There are a number of Low Line projects here in Elephant and Castle. Some are already complete and others are in the pipeline. So check out the Regeneration Map or get the lowdown on the Low Line below…
1) Borough Triangle
Borough Triangle is a 2.5 acre site, due to be developed by Peabody housing association. Located on a triangular plot of land (bounded by Borough Road, Newington Causeway and the railway line) it’s currently home to the popular (albeit temporary) food and drinks venue, Mercato Metropolitano. Peabody plans to build up to 700 homes on the site (including at least 35 per cent affordable). The scheme also includes a large, new public space, Arch Plaza, opens-up a passage along this section of the Low Line and restores a lost street, Amelia Row.
2) The Kite
A new pedestrian route along the Low Line (linking Newington Causeway with Tiverton Street and the Rockingham estate) will be created as part of this Neobrand development. Currently under construction, this 25 storey tower on Newington Causeway includes a new hotel as well as 48 new homes, 16 of which will be affordable apartments.
3) Maldonado Walk
Maldonado Walk is a small street running alongside the railway from the Strata to Hampton Street.
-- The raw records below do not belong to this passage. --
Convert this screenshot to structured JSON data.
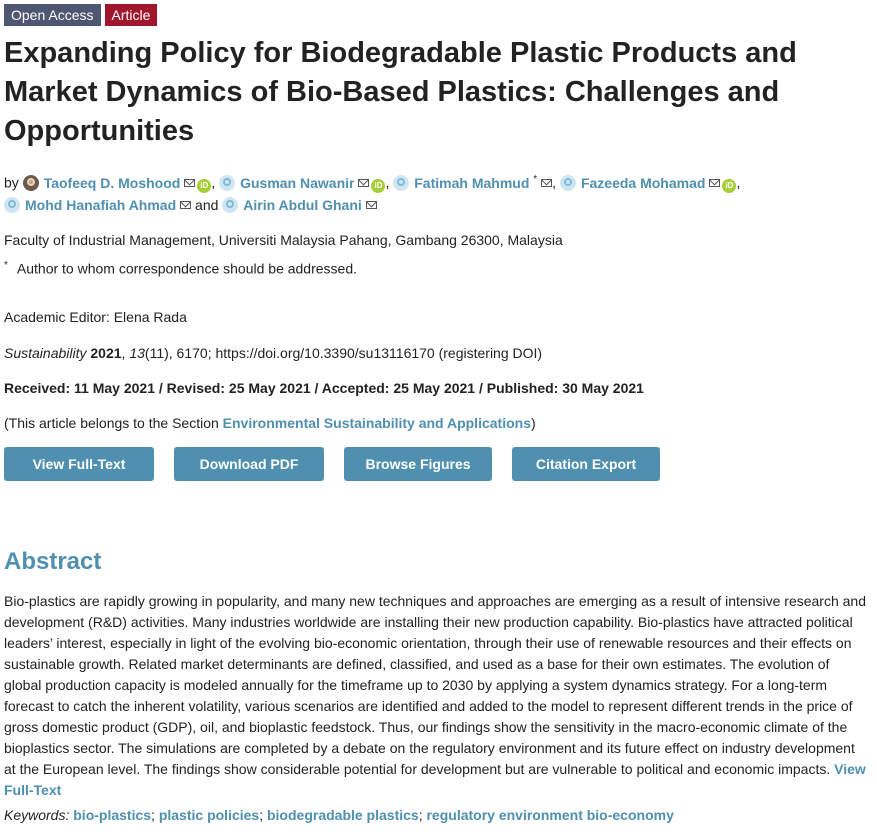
{
  "badges": {
    "open_access": "Open Access",
    "article": "Article"
  },
  "title": "Expanding Policy for Biodegradable Plastic Products and Market Dynamics of Bio-Based Plastics: Challenges and Opportunities",
  "authors": {
    "by": "by",
    "list": [
      {
        "name": "Taofeeq D. Moshood"
      },
      {
        "name": "Gusman Nawanir"
      },
      {
        "name": "Fatimah Mahmud",
        "corresponding_mark": "*"
      },
      {
        "name": "Fazeeda Mohamad"
      },
      {
        "name": "Mohd Hanafiah Ahmad"
      },
      {
        "name": "Airin Abdul Ghani"
      }
    ],
    "and": "and",
    "comma": ","
  },
  "affiliation": "Faculty of Industrial Management, Universiti Malaysia Pahang, Gambang 26300, Malaysia",
  "correspondence": {
    "mark": "*",
    "text": "Author to whom correspondence should be addressed."
  },
  "editor": "Academic Editor: Elena Rada",
  "citation": {
    "journal": "Sustainability",
    "year": "2021",
    "volume": "13",
    "rest": "(11), 6170; https://doi.org/10.3390/su13116170 (registering DOI)"
  },
  "dates": "Received: 11 May 2021 / Revised: 25 May 2021 / Accepted: 25 May 2021 / Published: 30 May 2021",
  "section": {
    "prefix": "(This article belongs to the Section ",
    "link": "Environmental Sustainability and Applications",
    "suffix": ")"
  },
  "buttons": {
    "full_text": "View Full-Text",
    "pdf": "Download PDF",
    "figures": "Browse Figures",
    "citation": "Citation Export"
  },
  "abstract": {
    "heading": "Abstract",
    "text": "Bio-plastics are rapidly growing in popularity, and many new techniques and approaches are emerging as a result of intensive research and development (R&D) activities. Many industries worldwide are installing their new production capability. Bio-plastics have attracted political leaders’ interest, especially in light of the evolving bio-economic orientation, through their use of renewable resources and their effects on sustainable growth. Related market determinants are defined, classified, and used as a base for their own estimates. The evolution of global production capacity is modeled annually for the timeframe up to 2030 by applying a system dynamics strategy. For a long-term forecast to catch the inherent volatility, various scenarios are identified and added to the model to represent different trends in the price of gross domestic product (GDP), oil, and bioplastic feedstock. Thus, our findings show the sensitivity in the macro-economic climate of the bioplastics sector. The simulations are completed by a debate on the regulatory environment and its future effect on industry development at the European level. The findings show considerable potential for development but are vulnerable to political and economic impacts.",
    "link": "View Full-Text"
  },
  "keywords": {
    "label": "Keywords:",
    "items": [
      "bio-plastics",
      "plastic policies",
      "biodegradable plastics",
      "regulatory environment bio-economy"
    ],
    "sep": ";"
  }
}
Originally known as Eagle Yard, in 2018 it was renamed in honour of Pedro Vicente Maldonado, the eminent Ecuadorian scientist who died in London in 1748. The street’s arches are home to a number of Latin American businesses, such as La Barra restaurant, and its new name gives recognition to the huge contribution that the Latin American community has made to this part of London.
4) Spare Street
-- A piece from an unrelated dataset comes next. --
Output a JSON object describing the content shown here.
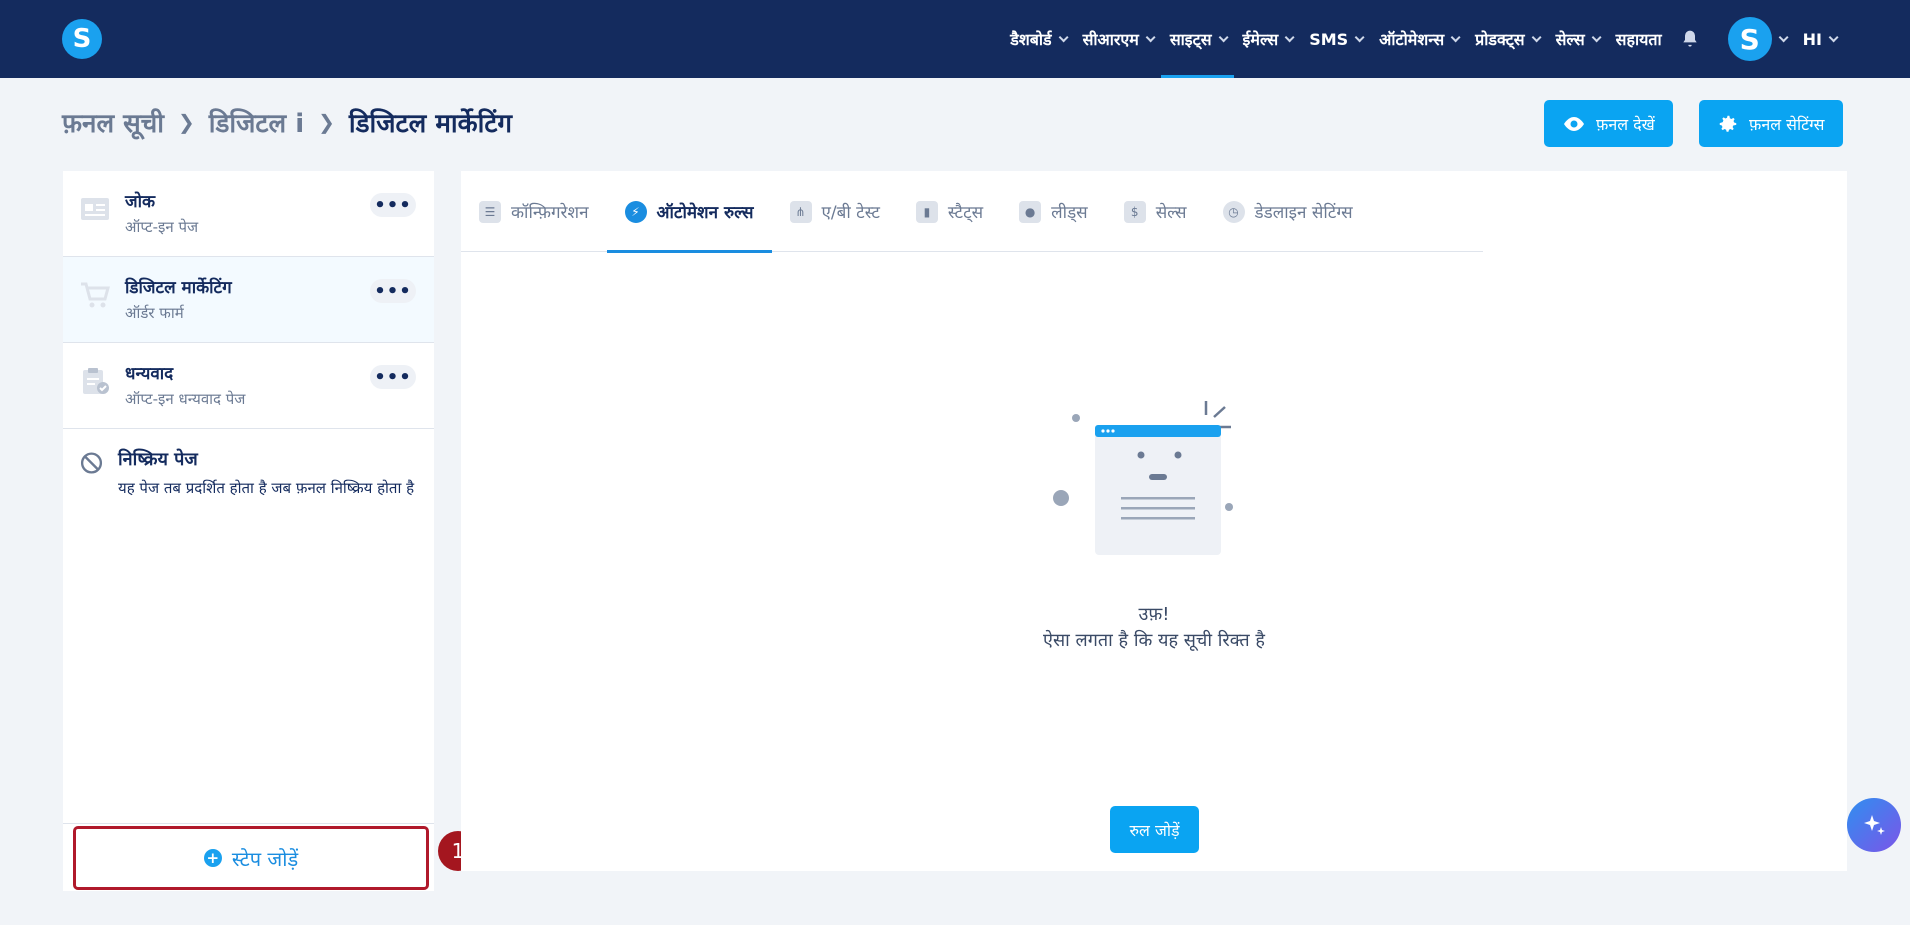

Spare Street is a new street created from a row of disused railway arches. Named after local artist, Austin Osman Spare, this stretch of the Low Line is home to not-for-profit arts and enterprise company, Hotel Elephant. The company packs a lot into its five arches, including hot-desks and coworking; events and meeting space; a gallery and the Sidecar Coffee Bar. At just 17 years old, Spare had his work accepted for the Royal Academy Summer Exhibition. So it’s fitting that Spare Street is all about nurturing and encouraging young, creative talent.
5) Elephant Road & Castle Square
Elephant Road incorporates a number of railway arch businesses, including Corsica Studios. Since 2017, this busy stretch of the Low Line has opened onto the new Castle Square (part of the town centre development). Beyond that, lies the green expanse of Elephant Park. Castle Square is set to house many of the traders from the shopping centre while the site is redeveloped and (ahead of the expected increase in footfall) a new pedestrian crossing is being built across New Kent Road to help people reach Elephant Road safely from Rockingham Street.
6) Walk Elephant – Marlborough Close
Walk Elephant is a community initiative to pool ideas for better walking routes and find ways to make them happen. One idea, that’s already borne fruit, is a new pathway along the Low Line that opens up a passage from Amelia Street through to Marlborough Close and the Newington estate. Conceived by the Walworth Society, this modest intervention (which removed a fence and created a small path) is a good example of how a small change can make a big difference.
7) Angel Lane (Manor Place)
A former council waste depot and Manor Place public baths have been redeveloped by Notting Hill Housing to create 270 new homes. As part of the development, the housing association and their partners, Durkan, have created a new street along the railway line named Angel Lane. It connects Manor Place to Penrose Street. The scheme, which also preserves the historic facade of the old bath house, is almost complete and tenants are have already moved into their new homes. Durkan is also working with the council to convert nearby Manor Place terrace into 56 new homes.
8) Jewell Street
At the southernmost end of the Elephant and Castle stretch of the Low Line, 17 railway arches have recently been refurbished and brought back into use for light industrial purposes. In the process, a new street, Jewell Street, has been created. It runs parallel to Crown Street and opens up a new route through to Wyndham Road.